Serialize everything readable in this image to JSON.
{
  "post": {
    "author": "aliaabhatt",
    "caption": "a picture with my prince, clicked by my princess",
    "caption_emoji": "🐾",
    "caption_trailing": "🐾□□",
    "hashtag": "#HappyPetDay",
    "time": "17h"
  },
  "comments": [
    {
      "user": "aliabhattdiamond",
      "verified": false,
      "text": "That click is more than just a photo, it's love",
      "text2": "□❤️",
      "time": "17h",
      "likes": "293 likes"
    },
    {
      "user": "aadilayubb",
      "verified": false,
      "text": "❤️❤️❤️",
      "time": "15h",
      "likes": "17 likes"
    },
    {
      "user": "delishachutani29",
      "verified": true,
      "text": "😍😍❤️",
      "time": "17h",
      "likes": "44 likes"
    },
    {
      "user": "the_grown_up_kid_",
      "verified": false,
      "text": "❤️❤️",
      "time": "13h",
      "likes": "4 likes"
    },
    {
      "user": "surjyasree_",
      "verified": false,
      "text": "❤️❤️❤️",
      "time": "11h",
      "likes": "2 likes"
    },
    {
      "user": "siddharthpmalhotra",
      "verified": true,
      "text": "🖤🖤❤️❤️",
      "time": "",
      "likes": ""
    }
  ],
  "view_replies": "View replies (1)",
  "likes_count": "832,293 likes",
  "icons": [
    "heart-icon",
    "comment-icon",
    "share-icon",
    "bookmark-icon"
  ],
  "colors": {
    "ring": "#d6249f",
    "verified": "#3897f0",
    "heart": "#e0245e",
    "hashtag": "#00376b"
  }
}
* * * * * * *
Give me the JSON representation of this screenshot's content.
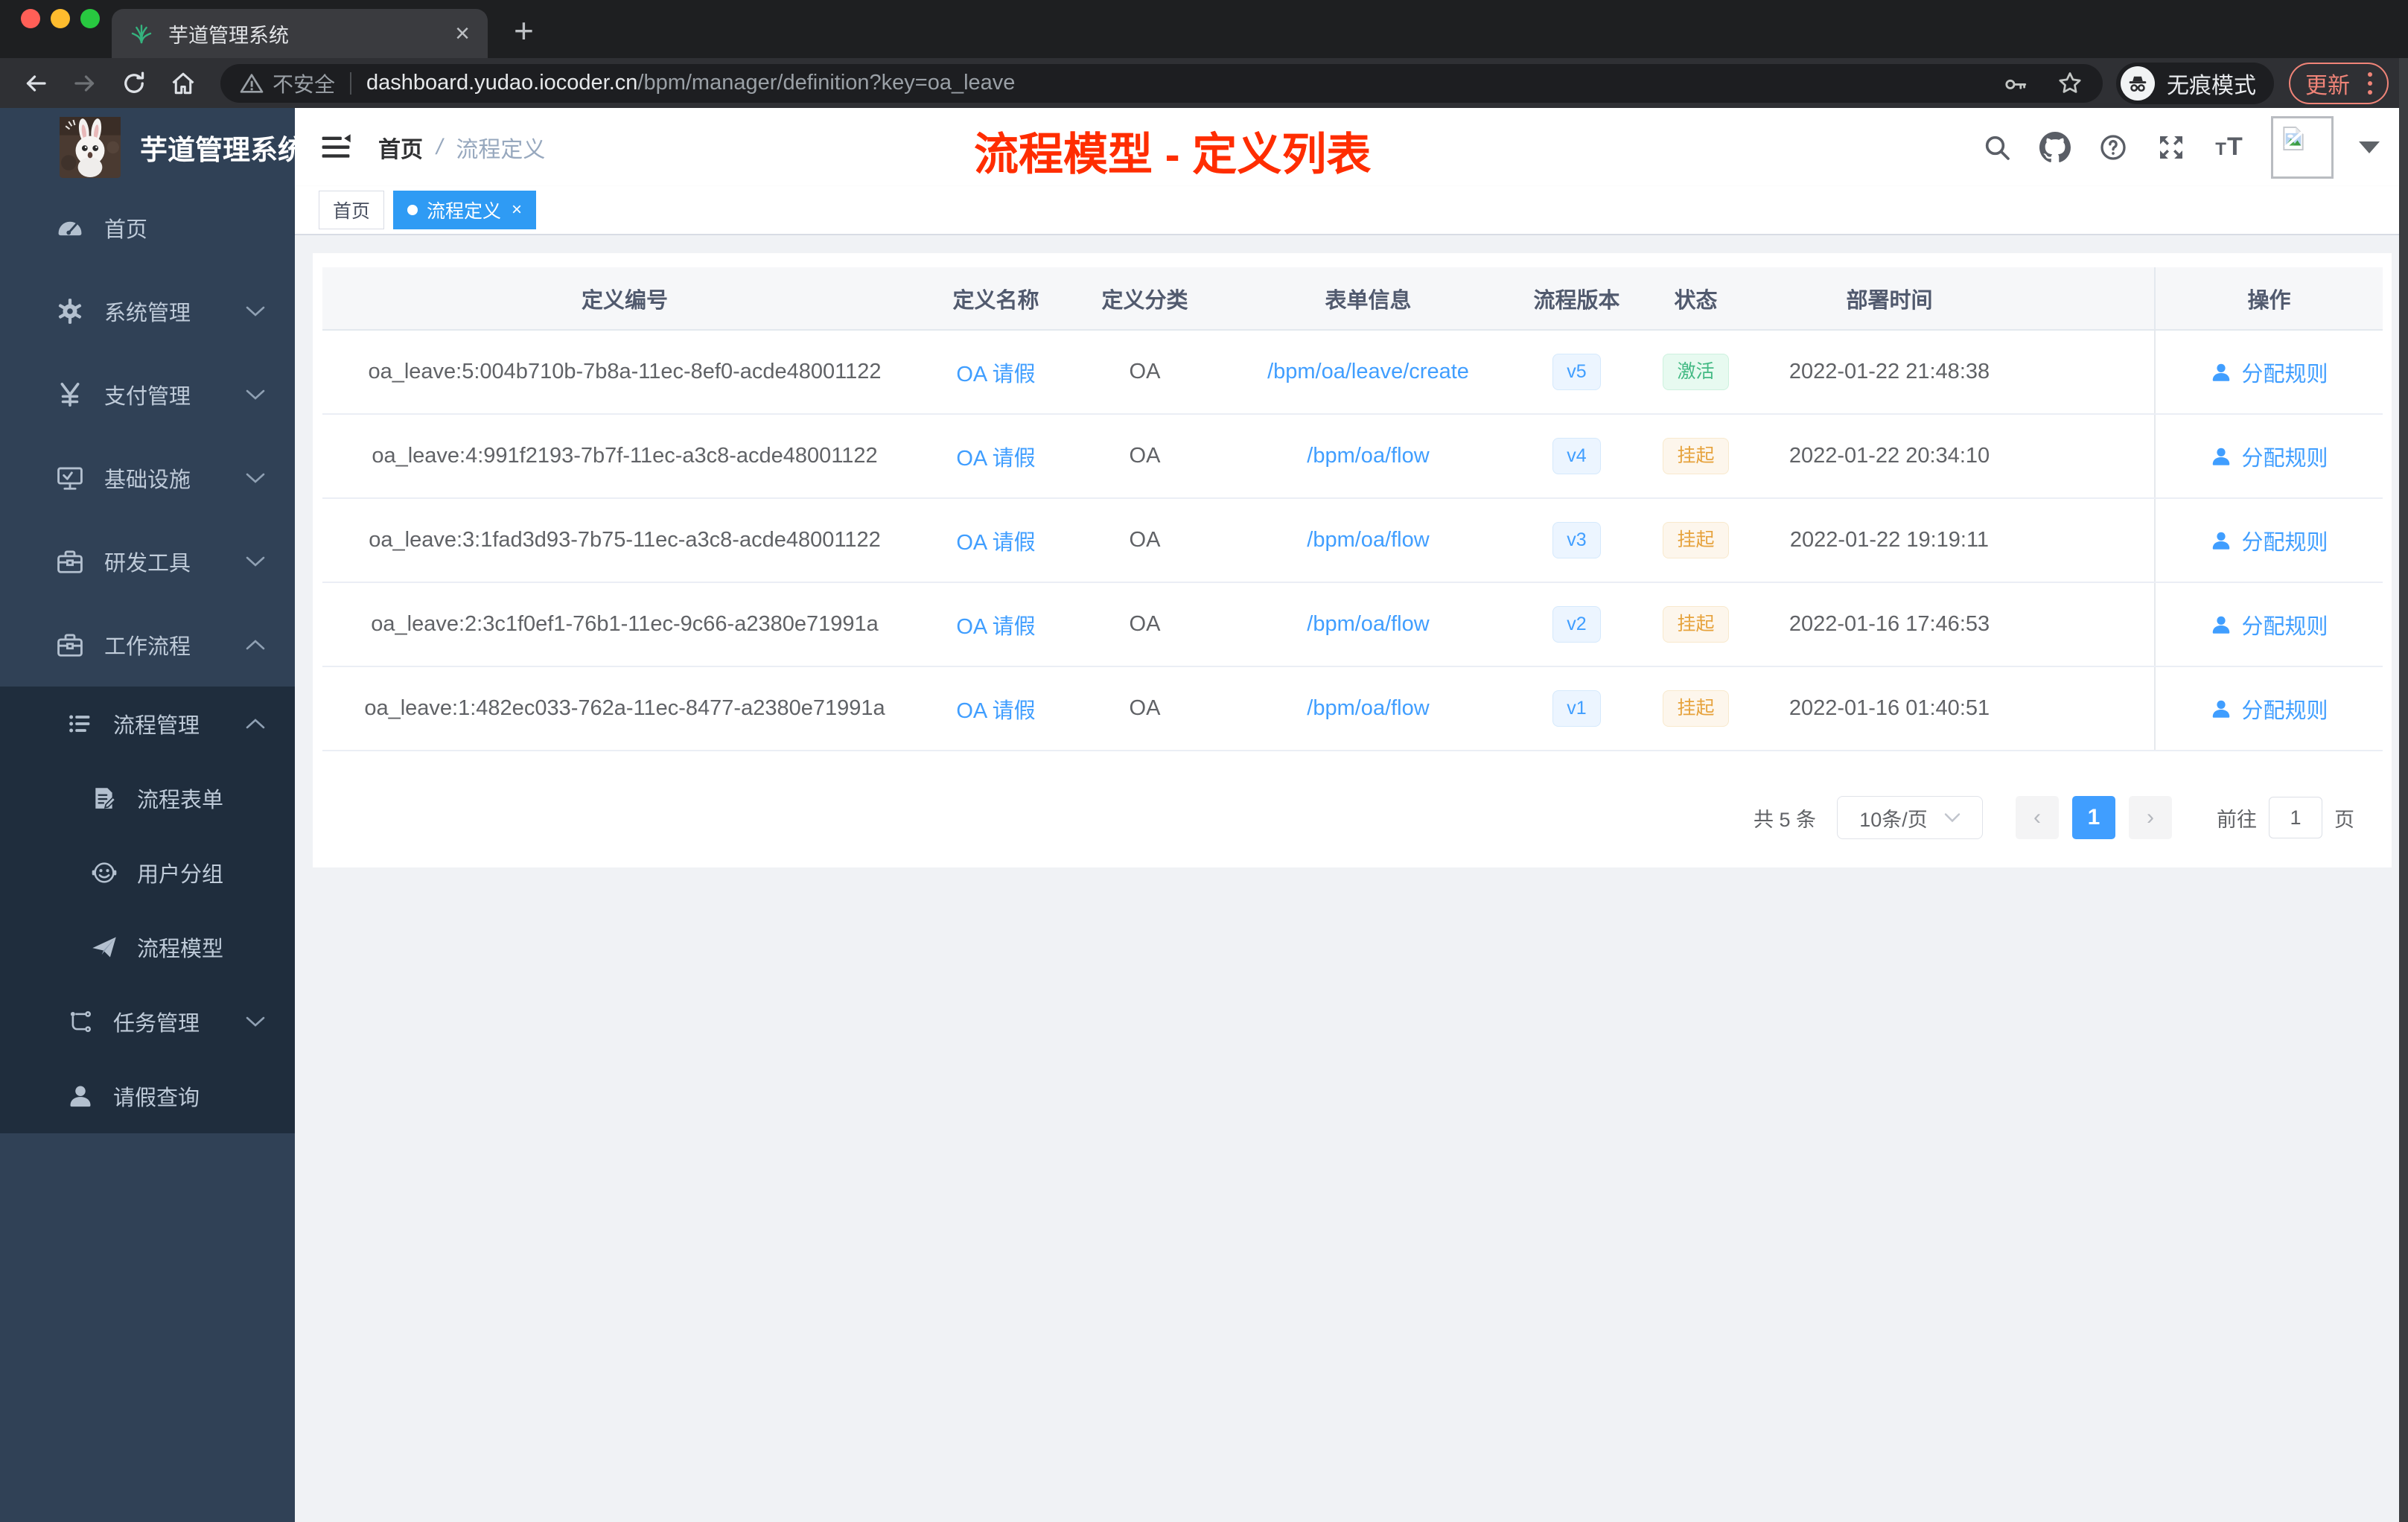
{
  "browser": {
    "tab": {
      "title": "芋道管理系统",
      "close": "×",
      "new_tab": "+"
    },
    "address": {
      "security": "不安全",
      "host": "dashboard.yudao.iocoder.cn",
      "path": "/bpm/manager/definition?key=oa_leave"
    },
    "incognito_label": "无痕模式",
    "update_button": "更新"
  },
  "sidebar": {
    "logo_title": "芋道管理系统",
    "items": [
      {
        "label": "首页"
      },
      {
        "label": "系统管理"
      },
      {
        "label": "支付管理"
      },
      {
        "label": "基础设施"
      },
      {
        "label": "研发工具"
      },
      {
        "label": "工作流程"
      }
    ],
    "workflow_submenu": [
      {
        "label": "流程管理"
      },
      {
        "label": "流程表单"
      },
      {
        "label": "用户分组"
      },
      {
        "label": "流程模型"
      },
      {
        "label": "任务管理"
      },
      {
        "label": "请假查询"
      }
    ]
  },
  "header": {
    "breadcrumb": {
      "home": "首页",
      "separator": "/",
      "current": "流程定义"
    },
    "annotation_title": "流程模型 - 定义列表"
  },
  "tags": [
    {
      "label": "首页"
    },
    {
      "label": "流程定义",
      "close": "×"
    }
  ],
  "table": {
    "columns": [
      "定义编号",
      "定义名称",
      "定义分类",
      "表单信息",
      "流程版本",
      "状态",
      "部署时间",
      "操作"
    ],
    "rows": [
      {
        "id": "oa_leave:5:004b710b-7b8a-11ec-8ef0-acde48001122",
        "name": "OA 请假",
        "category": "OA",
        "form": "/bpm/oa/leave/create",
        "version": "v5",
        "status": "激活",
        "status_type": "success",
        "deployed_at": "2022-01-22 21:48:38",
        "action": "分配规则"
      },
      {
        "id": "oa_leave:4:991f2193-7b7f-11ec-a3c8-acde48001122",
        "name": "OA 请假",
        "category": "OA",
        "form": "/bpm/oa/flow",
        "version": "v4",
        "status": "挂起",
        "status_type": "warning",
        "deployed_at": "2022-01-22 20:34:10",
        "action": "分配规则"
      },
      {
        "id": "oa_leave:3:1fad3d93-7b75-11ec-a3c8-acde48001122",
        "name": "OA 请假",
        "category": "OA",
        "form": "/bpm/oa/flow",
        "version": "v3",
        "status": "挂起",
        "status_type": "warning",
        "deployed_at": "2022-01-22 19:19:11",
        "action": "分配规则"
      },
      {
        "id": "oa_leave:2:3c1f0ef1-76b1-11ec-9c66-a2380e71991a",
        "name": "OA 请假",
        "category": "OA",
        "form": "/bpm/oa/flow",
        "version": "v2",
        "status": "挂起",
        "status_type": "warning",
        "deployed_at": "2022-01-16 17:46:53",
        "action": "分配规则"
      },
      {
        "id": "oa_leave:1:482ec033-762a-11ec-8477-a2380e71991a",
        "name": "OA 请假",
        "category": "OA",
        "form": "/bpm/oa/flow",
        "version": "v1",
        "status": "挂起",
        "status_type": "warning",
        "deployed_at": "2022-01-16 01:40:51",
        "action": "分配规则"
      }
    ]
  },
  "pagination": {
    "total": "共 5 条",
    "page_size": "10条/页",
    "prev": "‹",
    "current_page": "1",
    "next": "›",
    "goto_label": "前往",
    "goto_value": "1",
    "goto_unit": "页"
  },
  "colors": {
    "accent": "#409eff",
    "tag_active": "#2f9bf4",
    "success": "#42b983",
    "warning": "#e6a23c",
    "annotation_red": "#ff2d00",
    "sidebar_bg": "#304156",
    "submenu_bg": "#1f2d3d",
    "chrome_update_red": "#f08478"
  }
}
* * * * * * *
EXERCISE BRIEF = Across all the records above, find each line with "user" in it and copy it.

RESPONSE BOX =
      "user": "aliabhattdiamond",
      "user": "aadilayubb",
      "user": "delishachutani29",
      "user": "the_grown_up_kid_",
      "user": "surjyasree_",
      "user": "siddharthpmalhotra",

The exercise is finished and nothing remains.